BAR HARBOR — If implemented, the Town Council’s initial stab at new cruise ship restrictions would result in an 87 percent cut in the 2022 schedule, according to the chairman of the Cruise Ship Committee.
The council recently sent guidelines for potential caps on the number of days per month that the town would accept cruise ship and daily passenger limits to the committee for review. Eben Salvatore, the chairman of the committee, took those caps and applied them to the 2022 schedule and estimated it would cut about 237,000 of the 272,900 passengers expected to come next year.
“These numbers are a little devastating,” said Amy Powers, a cruise ship consultant and member of the committee, at a meeting last week.
None of the members of the committee felt that such a large reduction was a good idea.
“We all agree that we’re going to come up with an alternative solution to the problem to recommend to the council,” said Salvatore, who is the director of operations for the company that runs tendering services for cruise ships.

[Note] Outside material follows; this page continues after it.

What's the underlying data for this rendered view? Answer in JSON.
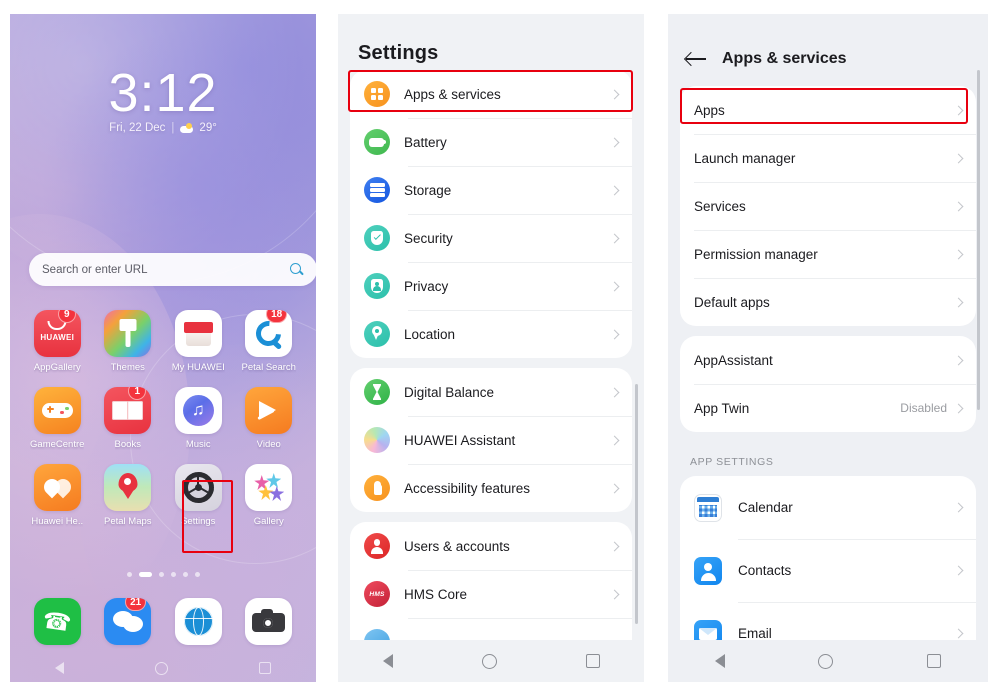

John Kelly, the Acadia National Park member of the committee, felt that the 87 percent drop may not play out, as some ships could move things around to fit within the caps.
The cap system that the council came up with has limits on the number of passengers per day and the number of days ships could anchor in town. Each of the caps are tailored to specific months from May to October.
Some members worried that if Bar Harbor restricts things too tightly, cruise ships would dock elsewhere and then bus their passengers to Bar Harbor and Acadia, creating more vehicle traffic.
“We have no legal authority to stop them coming in over land,” said Matthew Hochman, a member of the committee and council.
The Cruise Ship Committee plans to meet again next month and dive more fully into the numbers to come up with a recommendation for the council.